__ACTIVITY__
Copy out the complete listing, word for word.

__DATA LISTING__

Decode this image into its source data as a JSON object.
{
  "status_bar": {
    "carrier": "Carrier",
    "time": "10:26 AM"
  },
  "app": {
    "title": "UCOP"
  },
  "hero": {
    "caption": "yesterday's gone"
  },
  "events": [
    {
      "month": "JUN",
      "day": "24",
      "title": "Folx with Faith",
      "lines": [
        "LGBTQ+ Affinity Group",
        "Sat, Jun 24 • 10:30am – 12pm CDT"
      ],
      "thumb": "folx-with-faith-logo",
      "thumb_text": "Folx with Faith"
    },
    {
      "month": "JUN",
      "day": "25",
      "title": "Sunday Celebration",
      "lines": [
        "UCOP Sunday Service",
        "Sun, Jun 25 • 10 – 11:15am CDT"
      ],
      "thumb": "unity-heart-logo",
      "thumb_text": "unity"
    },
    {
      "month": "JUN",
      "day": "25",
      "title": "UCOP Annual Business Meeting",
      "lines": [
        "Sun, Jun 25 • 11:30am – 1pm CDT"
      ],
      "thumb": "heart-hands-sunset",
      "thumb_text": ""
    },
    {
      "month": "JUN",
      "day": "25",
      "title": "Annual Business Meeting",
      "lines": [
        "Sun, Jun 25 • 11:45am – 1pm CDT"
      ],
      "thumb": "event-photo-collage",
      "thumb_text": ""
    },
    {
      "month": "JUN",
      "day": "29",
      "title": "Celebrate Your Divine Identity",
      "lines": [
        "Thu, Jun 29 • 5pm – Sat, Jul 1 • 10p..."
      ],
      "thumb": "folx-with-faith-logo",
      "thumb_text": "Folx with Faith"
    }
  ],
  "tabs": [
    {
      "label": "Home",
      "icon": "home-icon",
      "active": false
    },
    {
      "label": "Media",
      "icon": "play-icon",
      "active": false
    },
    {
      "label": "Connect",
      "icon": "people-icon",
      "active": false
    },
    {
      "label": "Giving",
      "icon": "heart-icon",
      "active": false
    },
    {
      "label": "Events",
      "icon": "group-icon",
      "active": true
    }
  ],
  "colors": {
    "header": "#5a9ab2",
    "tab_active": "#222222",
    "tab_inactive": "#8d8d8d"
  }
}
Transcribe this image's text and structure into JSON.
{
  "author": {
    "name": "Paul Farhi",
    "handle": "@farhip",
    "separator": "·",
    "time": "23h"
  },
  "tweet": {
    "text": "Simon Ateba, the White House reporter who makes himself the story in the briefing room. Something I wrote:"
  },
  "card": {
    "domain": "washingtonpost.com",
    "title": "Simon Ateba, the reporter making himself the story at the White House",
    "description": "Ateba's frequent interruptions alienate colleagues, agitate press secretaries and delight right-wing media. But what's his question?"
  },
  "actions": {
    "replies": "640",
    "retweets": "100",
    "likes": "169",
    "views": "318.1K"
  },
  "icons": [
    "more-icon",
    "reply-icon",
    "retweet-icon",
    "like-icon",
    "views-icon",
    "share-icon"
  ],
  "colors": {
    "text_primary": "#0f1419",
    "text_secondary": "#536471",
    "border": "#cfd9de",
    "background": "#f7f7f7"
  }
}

__FINAL ANSWER__
Decode this image into its source data as a JSON object.
{
  "status_bar": {
    "carrier": "Carrier",
    "time": "10:26 AM"
  },
  "app": {
    "title": "UCOP"
  },
  "hero": {
    "caption": "yesterday's gone"
  },
  "events": [
    {
      "month": "JUN",
      "day": "24",
      "title": "Folx with Faith",
      "lines": [
        "LGBTQ+ Affinity Group",
        "Sat, Jun 24 • 10:30am – 12pm CDT"
      ],
      "thumb": "folx-with-faith-logo",
      "thumb_text": "Folx with Faith"
    },
    {
      "month": "JUN",
      "day": "25",
      "title": "Sunday Celebration",
      "lines": [
        "UCOP Sunday Service",
        "Sun, Jun 25 • 10 – 11:15am CDT"
      ],
      "thumb": "unity-heart-logo",
      "thumb_text": "unity"
    },
    {
      "month": "JUN",
      "day": "25",
      "title": "UCOP Annual Business Meeting",
      "lines": [
        "Sun, Jun 25 • 11:30am – 1pm CDT"
      ],
      "thumb": "heart-hands-sunset",
      "thumb_text": ""
    },
    {
      "month": "JUN",
      "day": "25",
      "title": "Annual Business Meeting",
      "lines": [
        "Sun, Jun 25 • 11:45am – 1pm CDT"
      ],
      "thumb": "event-photo-collage",
      "thumb_text": ""
    },
    {
      "month": "JUN",
      "day": "29",
      "title": "Celebrate Your Divine Identity",
      "lines": [
        "Thu, Jun 29 • 5pm – Sat, Jul 1 • 10p..."
      ],
      "thumb": "folx-with-faith-logo",
      "thumb_text": "Folx with Faith"
    }
  ],
  "tabs": [
    {
      "label": "Home",
      "icon": "home-icon",
      "active": false
    },
    {
      "label": "Media",
      "icon": "play-icon",
      "active": false
    },
    {
      "label": "Connect",
      "icon": "people-icon",
      "active": false
    },
    {
      "label": "Giving",
      "icon": "heart-icon",
      "active": false
    },
    {
      "label": "Events",
      "icon": "group-icon",
      "active": true
    }
  ],
  "colors": {
    "header": "#5a9ab2",
    "tab_active": "#222222",
    "tab_inactive": "#8d8d8d"
  }
}
Transcribe this image's text and structure into JSON.
{
  "author": {
    "name": "Paul Farhi",
    "handle": "@farhip",
    "separator": "·",
    "time": "23h"
  },
  "tweet": {
    "text": "Simon Ateba, the White House reporter who makes himself the story in the briefing room. Something I wrote:"
  },
  "card": {
    "domain": "washingtonpost.com",
    "title": "Simon Ateba, the reporter making himself the story at the White House",
    "description": "Ateba's frequent interruptions alienate colleagues, agitate press secretaries and delight right-wing media. But what's his question?"
  },
  "actions": {
    "replies": "640",
    "retweets": "100",
    "likes": "169",
    "views": "318.1K"
  },
  "icons": [
    "more-icon",
    "reply-icon",
    "retweet-icon",
    "like-icon",
    "views-icon",
    "share-icon"
  ],
  "colors": {
    "text_primary": "#0f1419",
    "text_secondary": "#536471",
    "border": "#cfd9de",
    "background": "#f7f7f7"
  }
}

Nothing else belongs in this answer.